Records from a data collection:
>>>
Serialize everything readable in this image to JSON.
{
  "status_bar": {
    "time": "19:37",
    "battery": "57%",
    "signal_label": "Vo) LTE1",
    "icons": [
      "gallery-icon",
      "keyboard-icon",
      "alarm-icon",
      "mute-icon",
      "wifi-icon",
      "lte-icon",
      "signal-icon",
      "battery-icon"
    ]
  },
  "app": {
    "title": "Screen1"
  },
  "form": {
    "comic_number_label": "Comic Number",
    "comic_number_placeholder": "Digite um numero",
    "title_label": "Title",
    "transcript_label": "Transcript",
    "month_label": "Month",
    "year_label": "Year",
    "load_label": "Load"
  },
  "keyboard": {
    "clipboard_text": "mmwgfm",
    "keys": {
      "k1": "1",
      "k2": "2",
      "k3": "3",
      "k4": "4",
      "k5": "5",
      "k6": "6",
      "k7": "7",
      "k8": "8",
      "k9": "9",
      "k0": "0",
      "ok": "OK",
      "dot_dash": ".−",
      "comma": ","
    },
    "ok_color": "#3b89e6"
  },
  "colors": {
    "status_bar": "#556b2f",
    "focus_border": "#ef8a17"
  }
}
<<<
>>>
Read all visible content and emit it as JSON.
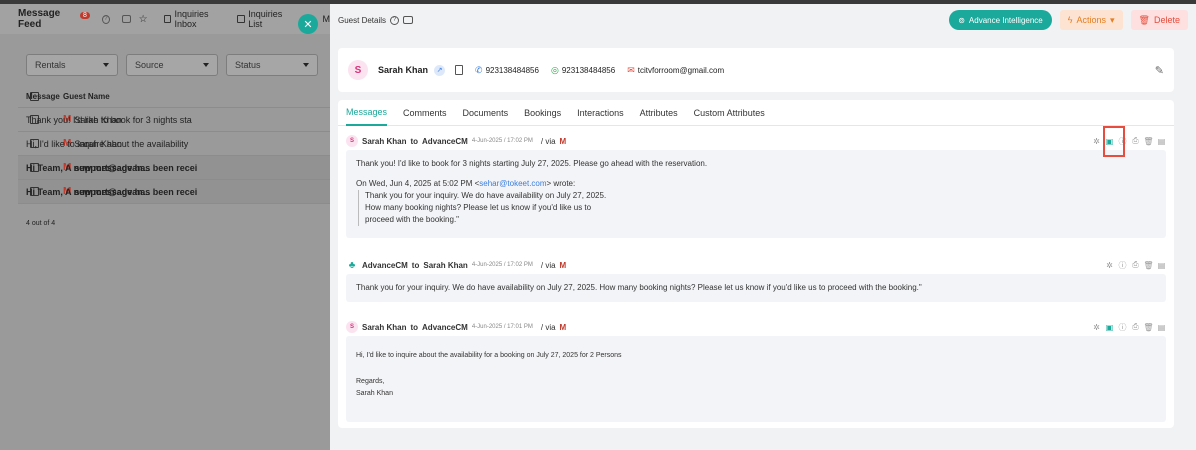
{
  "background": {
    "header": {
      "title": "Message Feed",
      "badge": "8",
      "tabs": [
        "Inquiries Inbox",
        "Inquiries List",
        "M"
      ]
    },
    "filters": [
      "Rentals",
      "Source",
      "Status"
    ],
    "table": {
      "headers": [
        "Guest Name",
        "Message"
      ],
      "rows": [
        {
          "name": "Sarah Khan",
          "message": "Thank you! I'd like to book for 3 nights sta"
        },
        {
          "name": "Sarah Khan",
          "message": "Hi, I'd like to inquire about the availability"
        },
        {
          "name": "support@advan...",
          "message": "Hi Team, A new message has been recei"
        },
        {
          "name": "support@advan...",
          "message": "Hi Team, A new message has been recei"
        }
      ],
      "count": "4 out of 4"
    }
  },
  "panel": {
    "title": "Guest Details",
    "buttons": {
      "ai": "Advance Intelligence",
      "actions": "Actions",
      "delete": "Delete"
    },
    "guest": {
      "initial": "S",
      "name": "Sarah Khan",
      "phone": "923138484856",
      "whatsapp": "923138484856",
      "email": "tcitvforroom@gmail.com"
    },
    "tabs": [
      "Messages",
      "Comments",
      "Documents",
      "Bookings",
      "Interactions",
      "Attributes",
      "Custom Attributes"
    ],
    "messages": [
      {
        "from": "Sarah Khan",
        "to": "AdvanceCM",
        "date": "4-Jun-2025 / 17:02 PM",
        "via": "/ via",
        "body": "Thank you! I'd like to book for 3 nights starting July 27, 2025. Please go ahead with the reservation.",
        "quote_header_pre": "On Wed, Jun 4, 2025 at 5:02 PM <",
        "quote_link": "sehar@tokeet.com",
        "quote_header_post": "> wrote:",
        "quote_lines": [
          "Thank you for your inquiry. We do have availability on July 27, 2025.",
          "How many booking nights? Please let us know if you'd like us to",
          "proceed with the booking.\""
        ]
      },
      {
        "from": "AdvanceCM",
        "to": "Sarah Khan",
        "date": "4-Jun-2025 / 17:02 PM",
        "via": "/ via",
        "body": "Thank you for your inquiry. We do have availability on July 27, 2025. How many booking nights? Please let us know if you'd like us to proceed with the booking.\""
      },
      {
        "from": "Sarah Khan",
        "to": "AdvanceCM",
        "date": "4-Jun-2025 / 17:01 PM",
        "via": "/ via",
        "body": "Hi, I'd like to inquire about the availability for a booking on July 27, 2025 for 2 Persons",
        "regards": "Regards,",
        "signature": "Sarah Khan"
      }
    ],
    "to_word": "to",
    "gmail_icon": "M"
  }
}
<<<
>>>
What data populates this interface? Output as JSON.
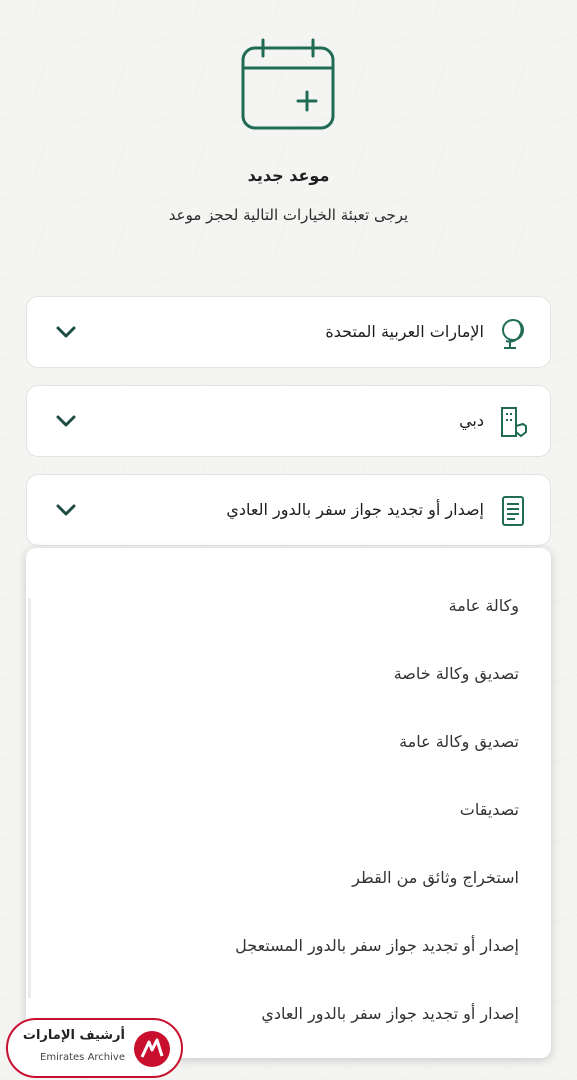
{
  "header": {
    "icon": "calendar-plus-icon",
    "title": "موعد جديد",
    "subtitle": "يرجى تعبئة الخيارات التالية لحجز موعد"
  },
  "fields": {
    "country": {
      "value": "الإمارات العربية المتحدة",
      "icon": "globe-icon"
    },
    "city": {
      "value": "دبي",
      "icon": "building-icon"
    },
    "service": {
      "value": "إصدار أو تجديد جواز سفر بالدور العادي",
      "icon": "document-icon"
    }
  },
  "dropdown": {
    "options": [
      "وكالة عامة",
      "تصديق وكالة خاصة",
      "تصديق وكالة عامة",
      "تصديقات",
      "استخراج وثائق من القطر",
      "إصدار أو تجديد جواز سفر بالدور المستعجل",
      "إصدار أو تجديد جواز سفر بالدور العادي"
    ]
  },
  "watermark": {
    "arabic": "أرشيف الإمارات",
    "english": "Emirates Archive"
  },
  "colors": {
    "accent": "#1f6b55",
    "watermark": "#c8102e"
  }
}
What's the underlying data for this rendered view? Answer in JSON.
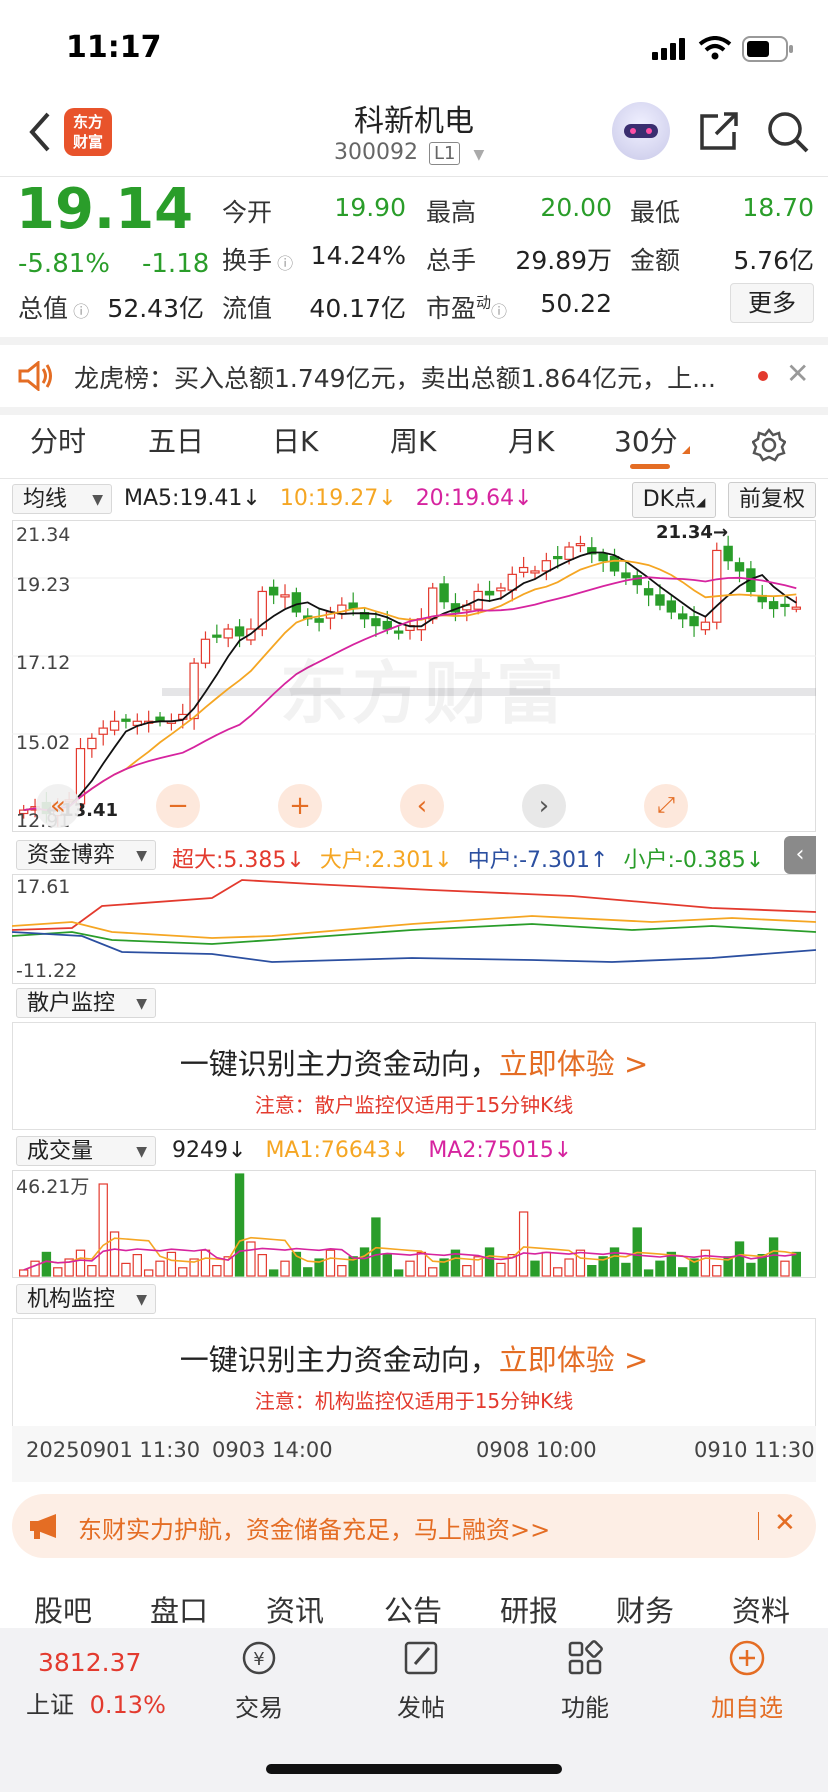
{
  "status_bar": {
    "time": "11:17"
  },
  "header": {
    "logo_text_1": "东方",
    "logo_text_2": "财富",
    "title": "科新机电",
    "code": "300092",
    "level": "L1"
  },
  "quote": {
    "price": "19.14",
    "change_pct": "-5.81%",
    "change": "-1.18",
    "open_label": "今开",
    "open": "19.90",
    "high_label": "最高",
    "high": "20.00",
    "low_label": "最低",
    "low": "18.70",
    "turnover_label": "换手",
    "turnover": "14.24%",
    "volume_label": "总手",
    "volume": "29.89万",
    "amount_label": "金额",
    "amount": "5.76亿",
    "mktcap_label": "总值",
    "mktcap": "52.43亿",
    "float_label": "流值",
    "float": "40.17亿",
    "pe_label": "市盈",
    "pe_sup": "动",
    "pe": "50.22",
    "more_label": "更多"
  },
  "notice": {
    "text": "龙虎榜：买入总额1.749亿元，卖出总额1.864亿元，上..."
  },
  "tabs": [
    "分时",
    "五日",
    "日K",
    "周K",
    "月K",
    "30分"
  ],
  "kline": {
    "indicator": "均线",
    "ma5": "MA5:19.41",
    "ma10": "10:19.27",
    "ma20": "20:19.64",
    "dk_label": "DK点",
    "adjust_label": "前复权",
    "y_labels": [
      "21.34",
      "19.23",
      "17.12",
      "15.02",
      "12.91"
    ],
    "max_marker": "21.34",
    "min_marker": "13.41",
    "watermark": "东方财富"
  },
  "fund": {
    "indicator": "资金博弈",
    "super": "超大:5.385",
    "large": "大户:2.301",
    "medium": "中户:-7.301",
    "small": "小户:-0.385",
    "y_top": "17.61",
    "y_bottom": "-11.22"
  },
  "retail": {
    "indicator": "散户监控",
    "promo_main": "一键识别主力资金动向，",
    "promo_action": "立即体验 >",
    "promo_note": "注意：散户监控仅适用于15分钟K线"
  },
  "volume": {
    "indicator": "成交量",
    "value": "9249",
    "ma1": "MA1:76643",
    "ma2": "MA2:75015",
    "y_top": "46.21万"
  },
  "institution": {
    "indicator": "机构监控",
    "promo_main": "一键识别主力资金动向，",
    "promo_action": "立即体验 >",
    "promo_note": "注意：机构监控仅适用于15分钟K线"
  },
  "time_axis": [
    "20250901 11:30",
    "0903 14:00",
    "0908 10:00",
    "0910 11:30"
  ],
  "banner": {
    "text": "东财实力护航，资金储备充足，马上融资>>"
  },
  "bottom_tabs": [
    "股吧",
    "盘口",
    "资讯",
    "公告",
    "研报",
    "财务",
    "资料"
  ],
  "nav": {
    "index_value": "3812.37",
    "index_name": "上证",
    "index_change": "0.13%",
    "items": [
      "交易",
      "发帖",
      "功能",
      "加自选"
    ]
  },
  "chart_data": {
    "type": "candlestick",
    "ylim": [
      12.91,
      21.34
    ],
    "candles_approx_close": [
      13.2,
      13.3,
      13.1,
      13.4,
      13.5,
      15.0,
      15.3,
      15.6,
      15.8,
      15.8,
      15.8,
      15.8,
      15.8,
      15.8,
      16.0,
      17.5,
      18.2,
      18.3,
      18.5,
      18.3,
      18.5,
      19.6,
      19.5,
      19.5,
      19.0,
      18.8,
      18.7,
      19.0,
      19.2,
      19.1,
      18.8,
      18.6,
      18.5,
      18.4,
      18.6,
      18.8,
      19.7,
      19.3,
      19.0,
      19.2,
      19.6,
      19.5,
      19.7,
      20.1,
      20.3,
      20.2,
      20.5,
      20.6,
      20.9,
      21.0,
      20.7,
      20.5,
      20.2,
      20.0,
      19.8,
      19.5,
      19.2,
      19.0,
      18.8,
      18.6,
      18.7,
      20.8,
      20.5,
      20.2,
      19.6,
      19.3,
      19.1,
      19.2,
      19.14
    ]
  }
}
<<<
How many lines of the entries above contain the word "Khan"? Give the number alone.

7